Horsehair crinolines became fashionable at the end of the 1830's when the high waisted Regency styles started to evolve into lower waisted bell skirted styles. These new bell skirts needed substantial support to keep their shape, so crinolines either stiffened with flax, cording or horsehair were called upon. Of course, everyone knows that eventually in the 1850's these petticoats would no longer give enough support, so the cage crinoline was invented.
Part of the problem of finding horsehair crinolines is that I don't think many women wore them as they were hot, heavy and itchy, most opted for the linen corded crinolines
(also hard to find). When the horsehair crinolines went out of fashion, many of them were cut into other things (bonnets and hats, skirt hem stiffeners, etc).
dates from the mid 1840's when skirts started to get larger. The horsehair was supplemented by rows on cording woven in alternating between the horsehair. It is a very itchy skirt, and is possibly a commercially made garment which
would have been very expensive at the time. There are old chain stitch sewing machine stitches, which would be appropriate for the era (sewing machines were around then), as well as hand sewing. The waist band of

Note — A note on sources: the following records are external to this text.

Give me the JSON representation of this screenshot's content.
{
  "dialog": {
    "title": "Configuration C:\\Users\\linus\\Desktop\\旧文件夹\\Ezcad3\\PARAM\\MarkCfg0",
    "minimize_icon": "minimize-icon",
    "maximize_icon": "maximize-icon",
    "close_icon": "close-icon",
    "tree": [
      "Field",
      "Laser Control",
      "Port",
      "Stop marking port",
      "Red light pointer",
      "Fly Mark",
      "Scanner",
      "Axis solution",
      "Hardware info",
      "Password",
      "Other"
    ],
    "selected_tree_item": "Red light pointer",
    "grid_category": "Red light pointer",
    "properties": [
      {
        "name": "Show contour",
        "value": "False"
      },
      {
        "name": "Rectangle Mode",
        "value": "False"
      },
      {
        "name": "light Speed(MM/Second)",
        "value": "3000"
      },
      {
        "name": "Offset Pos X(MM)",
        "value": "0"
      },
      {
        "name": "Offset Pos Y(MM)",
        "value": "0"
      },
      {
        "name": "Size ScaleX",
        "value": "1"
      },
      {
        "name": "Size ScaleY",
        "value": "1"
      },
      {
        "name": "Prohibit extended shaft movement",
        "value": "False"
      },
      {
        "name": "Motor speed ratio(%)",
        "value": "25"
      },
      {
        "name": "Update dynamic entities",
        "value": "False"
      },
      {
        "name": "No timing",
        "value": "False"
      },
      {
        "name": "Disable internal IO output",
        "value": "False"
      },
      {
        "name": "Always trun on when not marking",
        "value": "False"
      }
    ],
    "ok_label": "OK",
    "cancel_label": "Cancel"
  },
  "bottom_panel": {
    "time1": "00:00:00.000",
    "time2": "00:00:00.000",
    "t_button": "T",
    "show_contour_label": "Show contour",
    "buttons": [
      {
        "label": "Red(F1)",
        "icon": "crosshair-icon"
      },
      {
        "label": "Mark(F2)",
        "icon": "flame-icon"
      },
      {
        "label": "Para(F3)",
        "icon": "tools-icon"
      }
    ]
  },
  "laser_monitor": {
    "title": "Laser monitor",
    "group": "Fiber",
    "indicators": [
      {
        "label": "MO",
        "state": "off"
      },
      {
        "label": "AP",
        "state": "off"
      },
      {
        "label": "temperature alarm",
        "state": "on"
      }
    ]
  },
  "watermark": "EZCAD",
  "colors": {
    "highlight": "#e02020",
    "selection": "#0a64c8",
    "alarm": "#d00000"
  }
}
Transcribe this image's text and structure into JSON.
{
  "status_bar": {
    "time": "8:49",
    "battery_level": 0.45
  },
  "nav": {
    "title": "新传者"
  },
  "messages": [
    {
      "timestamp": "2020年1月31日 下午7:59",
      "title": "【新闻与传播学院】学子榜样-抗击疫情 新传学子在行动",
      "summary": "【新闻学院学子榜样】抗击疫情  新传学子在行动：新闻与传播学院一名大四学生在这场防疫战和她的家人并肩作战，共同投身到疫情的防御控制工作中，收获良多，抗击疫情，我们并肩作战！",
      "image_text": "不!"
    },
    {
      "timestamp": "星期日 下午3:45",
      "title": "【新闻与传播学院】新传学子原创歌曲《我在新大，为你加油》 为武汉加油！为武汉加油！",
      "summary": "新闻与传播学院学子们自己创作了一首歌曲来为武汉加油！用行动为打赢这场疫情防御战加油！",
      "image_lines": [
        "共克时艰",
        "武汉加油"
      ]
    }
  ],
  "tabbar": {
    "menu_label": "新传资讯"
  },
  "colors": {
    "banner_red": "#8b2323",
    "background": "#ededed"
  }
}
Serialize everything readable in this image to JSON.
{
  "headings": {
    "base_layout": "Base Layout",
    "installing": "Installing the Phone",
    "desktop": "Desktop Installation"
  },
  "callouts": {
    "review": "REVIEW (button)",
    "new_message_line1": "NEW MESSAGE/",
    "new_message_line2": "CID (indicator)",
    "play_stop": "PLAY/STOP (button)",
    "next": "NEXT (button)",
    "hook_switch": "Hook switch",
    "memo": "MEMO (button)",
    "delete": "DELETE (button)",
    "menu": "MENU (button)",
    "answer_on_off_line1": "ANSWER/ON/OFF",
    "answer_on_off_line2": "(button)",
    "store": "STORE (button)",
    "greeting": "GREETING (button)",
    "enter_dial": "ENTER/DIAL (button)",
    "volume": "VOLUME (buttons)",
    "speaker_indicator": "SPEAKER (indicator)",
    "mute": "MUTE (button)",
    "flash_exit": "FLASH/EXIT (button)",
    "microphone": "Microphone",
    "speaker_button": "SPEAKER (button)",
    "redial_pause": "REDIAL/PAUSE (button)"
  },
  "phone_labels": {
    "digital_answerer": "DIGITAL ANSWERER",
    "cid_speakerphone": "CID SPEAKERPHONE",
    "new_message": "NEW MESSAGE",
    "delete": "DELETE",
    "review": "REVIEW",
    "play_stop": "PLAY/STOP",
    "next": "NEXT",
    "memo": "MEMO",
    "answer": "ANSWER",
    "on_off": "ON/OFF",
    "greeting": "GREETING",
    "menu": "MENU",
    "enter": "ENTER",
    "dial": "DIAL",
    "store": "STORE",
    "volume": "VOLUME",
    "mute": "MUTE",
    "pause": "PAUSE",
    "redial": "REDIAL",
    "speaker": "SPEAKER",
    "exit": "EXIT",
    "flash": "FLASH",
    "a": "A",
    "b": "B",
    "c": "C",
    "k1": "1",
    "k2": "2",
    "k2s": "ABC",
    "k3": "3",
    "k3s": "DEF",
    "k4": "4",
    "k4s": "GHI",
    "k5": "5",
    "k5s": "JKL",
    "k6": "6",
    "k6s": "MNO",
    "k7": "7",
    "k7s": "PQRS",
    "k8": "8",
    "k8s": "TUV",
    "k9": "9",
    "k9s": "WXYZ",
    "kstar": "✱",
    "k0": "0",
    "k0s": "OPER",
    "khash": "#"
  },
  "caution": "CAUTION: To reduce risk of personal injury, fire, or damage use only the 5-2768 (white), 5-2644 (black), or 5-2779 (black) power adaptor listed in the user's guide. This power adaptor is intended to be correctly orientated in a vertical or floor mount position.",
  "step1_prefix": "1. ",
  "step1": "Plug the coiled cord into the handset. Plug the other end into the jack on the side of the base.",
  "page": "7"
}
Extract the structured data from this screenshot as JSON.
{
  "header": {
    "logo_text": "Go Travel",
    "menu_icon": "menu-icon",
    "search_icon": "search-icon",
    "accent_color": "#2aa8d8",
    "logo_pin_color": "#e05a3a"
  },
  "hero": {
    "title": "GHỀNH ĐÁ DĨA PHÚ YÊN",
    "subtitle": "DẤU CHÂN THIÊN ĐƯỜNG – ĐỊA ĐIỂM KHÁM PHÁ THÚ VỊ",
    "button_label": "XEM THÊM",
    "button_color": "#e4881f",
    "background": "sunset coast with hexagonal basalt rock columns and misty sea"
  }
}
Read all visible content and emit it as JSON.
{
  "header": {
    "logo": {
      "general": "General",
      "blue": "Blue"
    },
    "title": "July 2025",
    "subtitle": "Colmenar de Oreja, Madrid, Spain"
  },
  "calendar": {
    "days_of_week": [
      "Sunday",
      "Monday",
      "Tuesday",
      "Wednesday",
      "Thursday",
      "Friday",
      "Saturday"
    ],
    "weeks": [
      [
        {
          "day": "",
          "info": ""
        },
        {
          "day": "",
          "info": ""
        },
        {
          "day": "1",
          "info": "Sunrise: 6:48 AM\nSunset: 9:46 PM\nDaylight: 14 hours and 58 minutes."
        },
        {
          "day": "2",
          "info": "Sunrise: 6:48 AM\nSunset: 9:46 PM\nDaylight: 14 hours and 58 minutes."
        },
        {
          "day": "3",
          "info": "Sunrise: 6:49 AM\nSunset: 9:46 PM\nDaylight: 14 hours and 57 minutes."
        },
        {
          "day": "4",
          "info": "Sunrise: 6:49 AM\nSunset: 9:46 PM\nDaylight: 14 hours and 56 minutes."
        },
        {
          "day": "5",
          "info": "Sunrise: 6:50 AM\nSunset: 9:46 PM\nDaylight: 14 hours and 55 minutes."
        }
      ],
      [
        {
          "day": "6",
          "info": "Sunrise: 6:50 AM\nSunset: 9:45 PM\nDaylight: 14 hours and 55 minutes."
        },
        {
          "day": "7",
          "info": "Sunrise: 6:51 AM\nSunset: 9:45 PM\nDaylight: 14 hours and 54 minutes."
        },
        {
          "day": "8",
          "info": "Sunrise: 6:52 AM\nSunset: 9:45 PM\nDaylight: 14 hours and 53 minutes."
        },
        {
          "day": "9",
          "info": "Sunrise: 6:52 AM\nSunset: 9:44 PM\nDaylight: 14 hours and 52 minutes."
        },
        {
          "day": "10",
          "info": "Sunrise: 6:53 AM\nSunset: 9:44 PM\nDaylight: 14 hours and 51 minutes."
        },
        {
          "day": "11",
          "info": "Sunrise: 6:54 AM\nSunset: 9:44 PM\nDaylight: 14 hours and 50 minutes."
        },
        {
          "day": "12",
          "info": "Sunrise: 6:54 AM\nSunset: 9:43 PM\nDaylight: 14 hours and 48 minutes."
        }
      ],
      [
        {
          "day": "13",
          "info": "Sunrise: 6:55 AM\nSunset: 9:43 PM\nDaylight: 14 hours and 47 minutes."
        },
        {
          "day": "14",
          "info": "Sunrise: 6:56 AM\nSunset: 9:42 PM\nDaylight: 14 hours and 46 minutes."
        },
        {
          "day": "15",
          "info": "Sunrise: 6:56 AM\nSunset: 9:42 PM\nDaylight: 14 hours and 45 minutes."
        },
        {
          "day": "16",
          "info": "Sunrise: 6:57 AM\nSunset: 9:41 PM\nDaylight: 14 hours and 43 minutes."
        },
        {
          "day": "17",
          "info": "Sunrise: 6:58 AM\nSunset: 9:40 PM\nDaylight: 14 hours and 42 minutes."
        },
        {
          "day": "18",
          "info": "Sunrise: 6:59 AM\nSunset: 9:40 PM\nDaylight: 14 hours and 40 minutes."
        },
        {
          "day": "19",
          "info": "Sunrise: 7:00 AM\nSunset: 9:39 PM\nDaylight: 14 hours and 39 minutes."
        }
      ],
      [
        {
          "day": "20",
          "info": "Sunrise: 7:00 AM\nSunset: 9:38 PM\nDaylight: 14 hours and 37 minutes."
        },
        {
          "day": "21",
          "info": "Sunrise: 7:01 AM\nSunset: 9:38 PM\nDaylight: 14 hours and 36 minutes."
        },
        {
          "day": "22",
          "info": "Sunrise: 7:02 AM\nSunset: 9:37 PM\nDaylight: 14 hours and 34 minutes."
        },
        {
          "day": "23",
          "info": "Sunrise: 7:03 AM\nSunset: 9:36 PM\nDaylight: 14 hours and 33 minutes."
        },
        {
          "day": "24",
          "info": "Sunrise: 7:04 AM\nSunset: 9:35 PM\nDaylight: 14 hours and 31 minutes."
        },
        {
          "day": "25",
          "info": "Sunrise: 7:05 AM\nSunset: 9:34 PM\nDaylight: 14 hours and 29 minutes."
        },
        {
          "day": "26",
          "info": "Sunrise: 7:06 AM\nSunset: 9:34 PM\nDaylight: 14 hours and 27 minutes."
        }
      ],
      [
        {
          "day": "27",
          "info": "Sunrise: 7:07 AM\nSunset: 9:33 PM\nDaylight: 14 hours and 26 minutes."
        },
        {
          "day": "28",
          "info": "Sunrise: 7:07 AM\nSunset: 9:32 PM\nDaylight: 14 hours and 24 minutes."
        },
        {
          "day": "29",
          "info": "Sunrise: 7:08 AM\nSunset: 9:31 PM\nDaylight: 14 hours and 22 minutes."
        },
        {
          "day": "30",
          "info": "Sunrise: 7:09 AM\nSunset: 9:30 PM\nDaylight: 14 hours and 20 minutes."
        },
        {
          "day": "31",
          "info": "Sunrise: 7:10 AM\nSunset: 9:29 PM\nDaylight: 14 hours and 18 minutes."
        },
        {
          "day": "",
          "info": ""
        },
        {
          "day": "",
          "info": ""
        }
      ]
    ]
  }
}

is made out of cotton drill. The horsehair fabric wouldn't have went up far to the waist to allow for the tight fitting, low waisted, pointed
front bodices of the 1840's. The crinoline
is in excellent strong condition. There are no holes or tears but some rust colored spots are visible, as can be expected for a garment 160 years old! The hem is bound with real silk velvet and the crinoline fastens at the front with linen covered buttons.
The waist measures 33", but there is about 1" of material so you could push over the button to fit a 34" waist. The crinoline measures approx. 36" at the front and 40" at the back (to go over a small 1840's padded bustle).
(Formerly L. Hidic)